YOUR ASSIGNMENT =
The required answer is each line in the entries below where "Read" occurs.

_ _ _ _ _ _ _

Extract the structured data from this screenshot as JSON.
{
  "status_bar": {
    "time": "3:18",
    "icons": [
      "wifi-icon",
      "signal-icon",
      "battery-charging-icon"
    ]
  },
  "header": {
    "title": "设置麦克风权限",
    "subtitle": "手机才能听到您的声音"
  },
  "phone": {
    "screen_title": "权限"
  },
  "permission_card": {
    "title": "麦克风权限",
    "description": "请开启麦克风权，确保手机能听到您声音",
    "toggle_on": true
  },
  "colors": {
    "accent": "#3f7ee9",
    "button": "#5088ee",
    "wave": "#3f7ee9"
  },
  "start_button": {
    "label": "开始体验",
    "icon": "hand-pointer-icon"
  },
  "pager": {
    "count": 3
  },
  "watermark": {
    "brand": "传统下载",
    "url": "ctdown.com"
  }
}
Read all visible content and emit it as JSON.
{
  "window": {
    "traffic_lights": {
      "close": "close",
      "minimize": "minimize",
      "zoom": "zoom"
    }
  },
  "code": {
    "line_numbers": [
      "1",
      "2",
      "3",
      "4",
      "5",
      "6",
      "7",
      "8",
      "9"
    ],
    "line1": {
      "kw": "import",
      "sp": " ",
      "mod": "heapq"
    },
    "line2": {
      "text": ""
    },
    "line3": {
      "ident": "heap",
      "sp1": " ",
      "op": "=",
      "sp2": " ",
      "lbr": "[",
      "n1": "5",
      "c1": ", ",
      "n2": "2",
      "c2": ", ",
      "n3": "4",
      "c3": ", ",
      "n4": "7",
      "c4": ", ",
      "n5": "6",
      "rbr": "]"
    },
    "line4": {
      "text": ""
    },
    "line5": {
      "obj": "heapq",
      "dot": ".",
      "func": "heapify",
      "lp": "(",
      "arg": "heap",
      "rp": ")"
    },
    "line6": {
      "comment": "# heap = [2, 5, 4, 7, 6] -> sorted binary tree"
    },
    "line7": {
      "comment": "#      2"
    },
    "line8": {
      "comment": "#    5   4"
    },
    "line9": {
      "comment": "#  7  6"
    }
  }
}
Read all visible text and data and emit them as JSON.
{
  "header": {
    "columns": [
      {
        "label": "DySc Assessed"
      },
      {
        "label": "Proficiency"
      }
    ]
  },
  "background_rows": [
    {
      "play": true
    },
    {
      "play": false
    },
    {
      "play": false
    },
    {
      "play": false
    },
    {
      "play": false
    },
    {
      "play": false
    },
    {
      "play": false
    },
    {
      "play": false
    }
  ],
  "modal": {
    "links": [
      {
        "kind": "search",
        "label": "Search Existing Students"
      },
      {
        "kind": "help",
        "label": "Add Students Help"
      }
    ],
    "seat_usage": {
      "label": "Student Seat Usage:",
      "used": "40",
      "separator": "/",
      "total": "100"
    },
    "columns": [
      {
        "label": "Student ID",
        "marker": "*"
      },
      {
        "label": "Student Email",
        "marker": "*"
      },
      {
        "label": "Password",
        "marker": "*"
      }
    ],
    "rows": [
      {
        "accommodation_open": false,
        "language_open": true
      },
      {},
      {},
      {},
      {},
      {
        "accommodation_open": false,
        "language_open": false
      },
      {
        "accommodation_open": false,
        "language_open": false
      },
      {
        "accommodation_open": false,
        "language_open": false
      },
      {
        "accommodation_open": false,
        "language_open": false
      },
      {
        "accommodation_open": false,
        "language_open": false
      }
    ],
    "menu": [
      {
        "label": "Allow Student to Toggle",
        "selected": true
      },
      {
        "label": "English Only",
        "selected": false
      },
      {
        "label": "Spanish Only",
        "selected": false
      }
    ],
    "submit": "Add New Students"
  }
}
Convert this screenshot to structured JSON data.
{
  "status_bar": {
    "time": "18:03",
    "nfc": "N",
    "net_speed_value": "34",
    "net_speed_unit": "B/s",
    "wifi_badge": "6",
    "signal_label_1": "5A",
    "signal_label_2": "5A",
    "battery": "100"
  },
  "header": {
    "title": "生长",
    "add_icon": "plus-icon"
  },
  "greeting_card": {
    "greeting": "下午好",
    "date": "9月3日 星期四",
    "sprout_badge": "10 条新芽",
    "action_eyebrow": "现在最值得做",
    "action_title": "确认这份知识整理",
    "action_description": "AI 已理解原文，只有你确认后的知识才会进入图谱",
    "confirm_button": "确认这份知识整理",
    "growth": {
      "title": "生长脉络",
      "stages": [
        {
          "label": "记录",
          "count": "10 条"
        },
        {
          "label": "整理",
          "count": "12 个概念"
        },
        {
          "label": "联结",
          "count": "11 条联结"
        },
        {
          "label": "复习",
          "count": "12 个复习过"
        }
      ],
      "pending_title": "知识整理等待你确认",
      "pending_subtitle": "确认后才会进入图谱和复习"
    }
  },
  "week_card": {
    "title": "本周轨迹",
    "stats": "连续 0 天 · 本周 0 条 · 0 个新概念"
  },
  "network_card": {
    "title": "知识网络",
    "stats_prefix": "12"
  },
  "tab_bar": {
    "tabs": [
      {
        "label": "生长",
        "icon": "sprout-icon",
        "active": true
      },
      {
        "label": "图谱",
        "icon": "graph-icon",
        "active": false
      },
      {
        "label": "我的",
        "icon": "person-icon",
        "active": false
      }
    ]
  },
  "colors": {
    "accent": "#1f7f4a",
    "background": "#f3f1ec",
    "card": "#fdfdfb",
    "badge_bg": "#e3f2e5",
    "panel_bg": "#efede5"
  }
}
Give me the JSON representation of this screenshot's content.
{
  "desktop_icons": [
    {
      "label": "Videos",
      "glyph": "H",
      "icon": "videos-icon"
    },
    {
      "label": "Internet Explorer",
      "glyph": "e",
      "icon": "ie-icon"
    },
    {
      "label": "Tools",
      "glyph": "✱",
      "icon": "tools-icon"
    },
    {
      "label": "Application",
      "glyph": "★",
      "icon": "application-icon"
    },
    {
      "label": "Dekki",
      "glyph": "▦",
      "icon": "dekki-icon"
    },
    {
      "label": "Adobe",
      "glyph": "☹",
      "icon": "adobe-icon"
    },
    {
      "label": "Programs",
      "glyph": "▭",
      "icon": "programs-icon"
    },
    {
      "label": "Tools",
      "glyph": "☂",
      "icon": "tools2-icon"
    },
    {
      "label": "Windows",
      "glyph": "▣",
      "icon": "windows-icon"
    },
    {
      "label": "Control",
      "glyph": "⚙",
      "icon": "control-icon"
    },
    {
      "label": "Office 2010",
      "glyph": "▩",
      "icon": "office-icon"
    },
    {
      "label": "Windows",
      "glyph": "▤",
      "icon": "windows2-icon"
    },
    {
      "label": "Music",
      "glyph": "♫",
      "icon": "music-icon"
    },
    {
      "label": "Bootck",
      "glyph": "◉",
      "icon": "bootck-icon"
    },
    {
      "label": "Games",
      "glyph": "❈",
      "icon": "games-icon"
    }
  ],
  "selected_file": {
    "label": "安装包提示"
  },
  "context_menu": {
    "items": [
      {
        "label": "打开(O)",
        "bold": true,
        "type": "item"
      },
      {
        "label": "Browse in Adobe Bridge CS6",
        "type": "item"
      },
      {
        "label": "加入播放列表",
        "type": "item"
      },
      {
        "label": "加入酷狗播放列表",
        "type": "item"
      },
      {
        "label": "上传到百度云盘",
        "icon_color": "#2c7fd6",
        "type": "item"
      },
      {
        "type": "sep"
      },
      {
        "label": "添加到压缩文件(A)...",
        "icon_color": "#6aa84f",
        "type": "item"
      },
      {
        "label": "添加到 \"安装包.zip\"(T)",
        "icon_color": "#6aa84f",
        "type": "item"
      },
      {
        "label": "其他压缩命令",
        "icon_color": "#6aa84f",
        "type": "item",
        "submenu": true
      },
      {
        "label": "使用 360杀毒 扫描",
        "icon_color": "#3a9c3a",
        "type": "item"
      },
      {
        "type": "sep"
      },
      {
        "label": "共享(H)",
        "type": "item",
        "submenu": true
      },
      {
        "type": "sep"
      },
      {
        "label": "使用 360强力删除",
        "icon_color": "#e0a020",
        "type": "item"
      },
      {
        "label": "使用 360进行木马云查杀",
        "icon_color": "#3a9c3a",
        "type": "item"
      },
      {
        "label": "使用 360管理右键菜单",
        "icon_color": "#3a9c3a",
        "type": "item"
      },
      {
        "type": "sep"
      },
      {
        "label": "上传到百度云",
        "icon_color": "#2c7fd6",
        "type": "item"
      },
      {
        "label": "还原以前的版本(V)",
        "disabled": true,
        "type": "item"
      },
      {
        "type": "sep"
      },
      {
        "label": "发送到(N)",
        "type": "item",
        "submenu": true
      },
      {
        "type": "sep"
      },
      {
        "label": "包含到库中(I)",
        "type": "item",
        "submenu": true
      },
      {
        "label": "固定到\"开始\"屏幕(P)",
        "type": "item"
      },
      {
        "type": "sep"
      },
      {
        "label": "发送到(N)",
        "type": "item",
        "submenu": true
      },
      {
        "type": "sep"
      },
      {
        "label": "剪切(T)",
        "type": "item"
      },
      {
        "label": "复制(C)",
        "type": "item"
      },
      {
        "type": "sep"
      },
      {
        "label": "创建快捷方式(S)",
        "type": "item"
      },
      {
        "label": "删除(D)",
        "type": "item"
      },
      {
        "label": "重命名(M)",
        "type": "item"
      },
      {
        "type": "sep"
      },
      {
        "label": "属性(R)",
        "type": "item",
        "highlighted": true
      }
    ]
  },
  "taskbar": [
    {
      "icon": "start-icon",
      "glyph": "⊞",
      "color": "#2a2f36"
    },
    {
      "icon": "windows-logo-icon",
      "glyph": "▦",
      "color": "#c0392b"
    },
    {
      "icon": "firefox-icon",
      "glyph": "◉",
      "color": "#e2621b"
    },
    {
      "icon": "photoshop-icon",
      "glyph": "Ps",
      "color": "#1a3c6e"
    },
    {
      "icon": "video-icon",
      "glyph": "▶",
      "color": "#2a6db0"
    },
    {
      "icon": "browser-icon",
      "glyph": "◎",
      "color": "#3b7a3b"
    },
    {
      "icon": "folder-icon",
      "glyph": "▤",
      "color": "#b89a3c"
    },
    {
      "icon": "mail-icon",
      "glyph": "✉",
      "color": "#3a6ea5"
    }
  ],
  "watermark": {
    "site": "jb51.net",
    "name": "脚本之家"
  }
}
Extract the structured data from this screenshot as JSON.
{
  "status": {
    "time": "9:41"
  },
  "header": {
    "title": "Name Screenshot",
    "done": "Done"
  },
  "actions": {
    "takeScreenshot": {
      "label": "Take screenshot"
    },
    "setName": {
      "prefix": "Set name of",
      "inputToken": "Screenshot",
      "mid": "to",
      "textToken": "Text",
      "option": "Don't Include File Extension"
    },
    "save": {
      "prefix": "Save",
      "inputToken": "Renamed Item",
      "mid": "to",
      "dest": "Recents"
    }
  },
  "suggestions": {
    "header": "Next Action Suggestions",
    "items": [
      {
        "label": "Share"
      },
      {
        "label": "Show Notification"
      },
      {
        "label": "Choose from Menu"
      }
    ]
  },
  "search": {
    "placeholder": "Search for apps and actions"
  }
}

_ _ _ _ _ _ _

SOLUTION =
Read all visible content and emit it as JSON.
Read all visible text and data and emit them as JSON.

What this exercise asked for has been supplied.